Return each line of the entries that holds the string "image".

━━━━━ SOURCE RECORDS ━━━━━

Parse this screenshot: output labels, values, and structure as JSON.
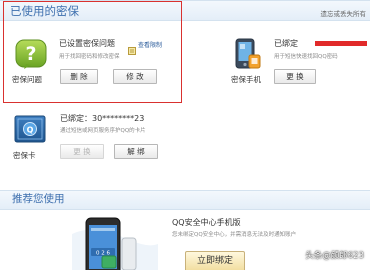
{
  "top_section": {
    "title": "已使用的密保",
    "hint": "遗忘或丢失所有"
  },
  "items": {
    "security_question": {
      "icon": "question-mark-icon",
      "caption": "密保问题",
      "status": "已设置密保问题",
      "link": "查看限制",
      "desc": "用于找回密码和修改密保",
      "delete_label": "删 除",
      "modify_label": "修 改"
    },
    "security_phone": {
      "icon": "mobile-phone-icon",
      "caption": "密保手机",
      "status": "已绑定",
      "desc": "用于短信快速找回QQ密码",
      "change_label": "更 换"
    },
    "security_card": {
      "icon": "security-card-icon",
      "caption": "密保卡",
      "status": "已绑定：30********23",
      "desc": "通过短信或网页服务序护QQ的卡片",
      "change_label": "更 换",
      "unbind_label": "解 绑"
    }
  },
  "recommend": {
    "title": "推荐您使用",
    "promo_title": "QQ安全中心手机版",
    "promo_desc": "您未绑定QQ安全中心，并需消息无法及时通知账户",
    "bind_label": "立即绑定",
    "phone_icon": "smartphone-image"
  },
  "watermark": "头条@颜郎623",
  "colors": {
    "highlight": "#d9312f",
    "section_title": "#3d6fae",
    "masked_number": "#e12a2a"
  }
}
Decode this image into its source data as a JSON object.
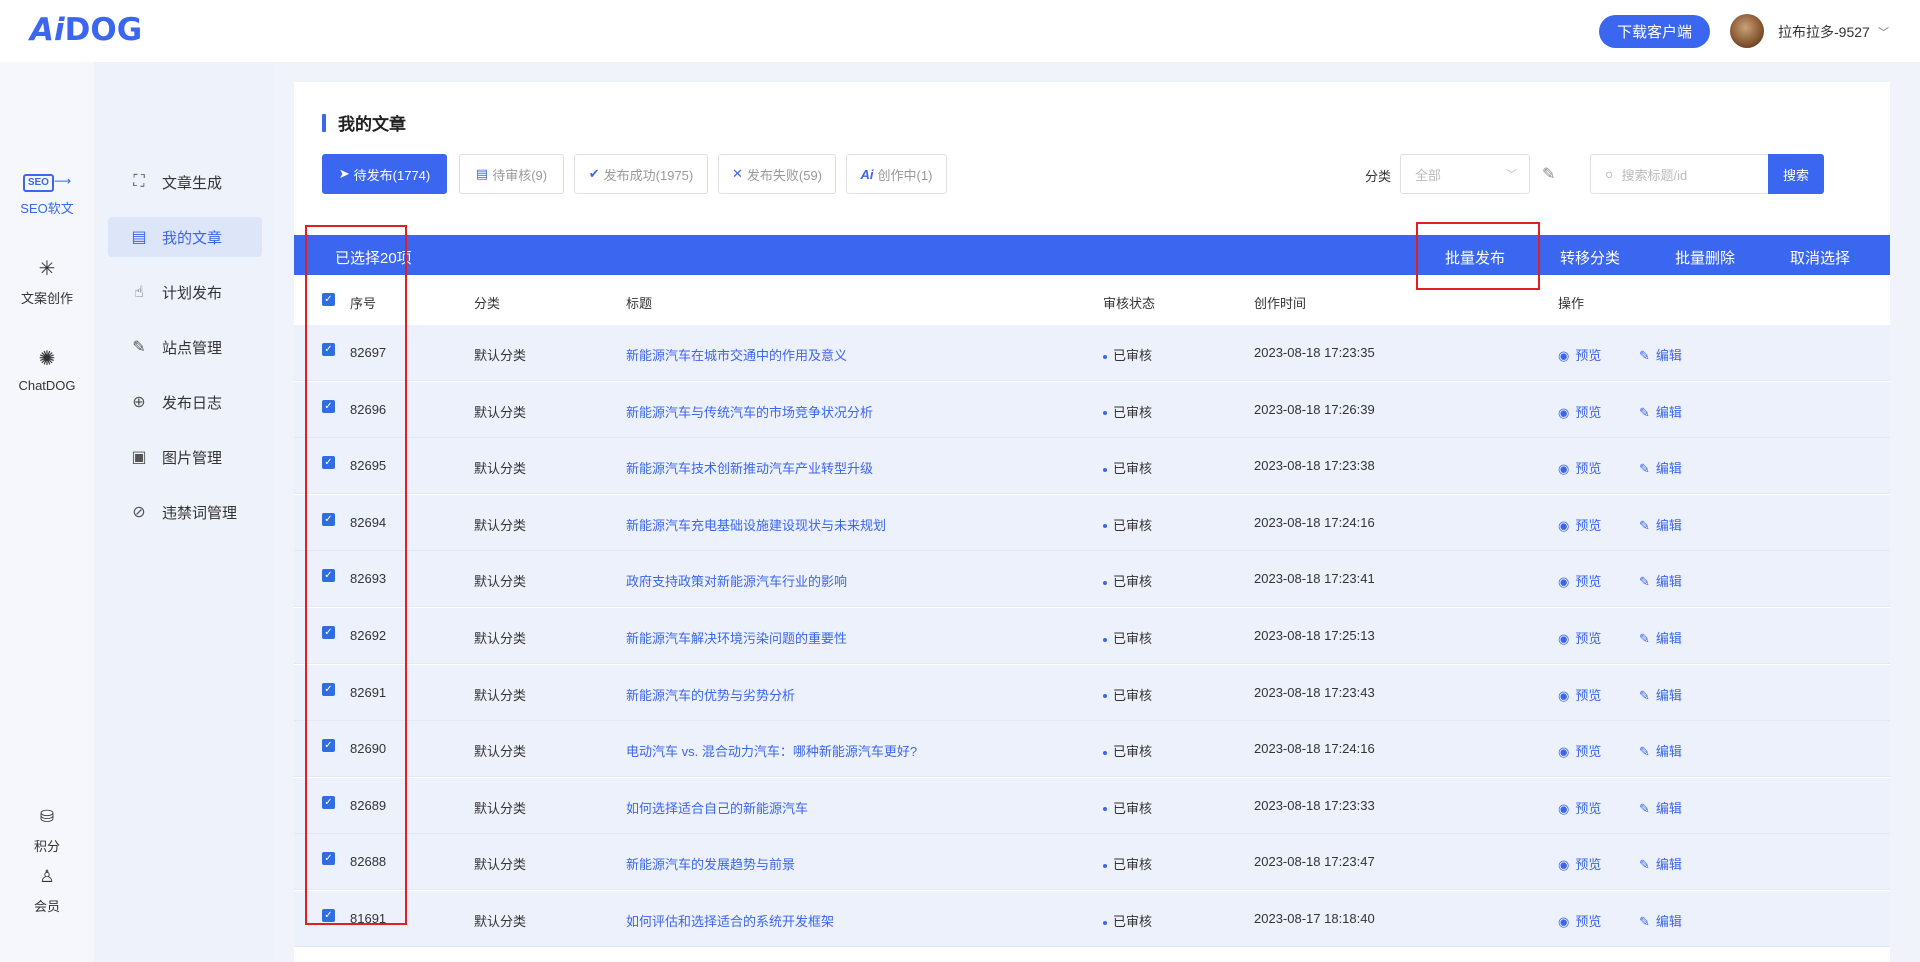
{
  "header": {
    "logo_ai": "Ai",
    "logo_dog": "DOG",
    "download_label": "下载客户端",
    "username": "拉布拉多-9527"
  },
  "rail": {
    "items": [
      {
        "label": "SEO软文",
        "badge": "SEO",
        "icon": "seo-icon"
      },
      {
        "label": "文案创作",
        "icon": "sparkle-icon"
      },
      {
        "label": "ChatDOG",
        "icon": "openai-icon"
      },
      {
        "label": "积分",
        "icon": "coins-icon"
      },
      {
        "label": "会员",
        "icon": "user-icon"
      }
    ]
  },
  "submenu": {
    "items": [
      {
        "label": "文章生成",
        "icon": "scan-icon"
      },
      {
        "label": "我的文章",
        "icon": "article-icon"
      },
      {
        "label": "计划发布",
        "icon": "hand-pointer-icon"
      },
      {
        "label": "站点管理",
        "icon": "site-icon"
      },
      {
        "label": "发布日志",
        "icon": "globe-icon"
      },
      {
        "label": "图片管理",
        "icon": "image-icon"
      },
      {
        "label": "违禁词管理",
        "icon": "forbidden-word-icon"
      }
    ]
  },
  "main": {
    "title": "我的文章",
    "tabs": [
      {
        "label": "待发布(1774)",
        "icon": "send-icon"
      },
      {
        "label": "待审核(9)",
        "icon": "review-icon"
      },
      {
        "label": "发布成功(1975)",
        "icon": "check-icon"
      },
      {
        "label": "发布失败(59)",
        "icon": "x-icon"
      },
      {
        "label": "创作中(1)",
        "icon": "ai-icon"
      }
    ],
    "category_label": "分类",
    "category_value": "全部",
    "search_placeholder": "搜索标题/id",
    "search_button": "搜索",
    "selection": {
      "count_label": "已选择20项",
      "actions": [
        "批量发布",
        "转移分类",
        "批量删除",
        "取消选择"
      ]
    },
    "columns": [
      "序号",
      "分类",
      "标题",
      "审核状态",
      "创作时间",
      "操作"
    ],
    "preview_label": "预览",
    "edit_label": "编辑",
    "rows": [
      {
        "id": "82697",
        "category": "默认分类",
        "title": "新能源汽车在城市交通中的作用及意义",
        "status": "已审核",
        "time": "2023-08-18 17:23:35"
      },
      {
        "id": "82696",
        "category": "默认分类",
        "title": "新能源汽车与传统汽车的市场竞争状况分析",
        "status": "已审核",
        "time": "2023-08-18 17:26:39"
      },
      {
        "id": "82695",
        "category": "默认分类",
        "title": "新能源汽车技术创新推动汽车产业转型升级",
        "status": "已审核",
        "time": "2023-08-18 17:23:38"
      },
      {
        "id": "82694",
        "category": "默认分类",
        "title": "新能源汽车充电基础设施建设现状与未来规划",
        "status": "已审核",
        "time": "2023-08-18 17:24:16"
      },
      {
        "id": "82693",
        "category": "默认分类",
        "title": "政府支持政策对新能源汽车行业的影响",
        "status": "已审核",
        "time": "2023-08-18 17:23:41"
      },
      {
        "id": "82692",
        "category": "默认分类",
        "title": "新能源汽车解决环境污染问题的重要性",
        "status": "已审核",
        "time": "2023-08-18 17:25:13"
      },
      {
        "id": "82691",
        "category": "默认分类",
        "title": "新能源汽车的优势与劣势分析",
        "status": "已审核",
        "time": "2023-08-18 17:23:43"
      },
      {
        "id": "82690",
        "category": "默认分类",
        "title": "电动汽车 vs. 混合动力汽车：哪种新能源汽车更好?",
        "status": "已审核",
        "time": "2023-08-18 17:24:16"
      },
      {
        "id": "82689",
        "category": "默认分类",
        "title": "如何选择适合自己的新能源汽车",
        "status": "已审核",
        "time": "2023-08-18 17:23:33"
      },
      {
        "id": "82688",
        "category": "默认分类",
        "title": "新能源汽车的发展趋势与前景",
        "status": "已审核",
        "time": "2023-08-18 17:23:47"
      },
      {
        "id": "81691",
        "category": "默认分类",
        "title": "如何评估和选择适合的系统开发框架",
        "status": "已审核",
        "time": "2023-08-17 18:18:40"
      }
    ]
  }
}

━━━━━

§ **EXPECTED ANSWER**
    "phone_icon": "smartphone-image"
Decode this image into its source data as a JSON object.
        "icon": "image-icon"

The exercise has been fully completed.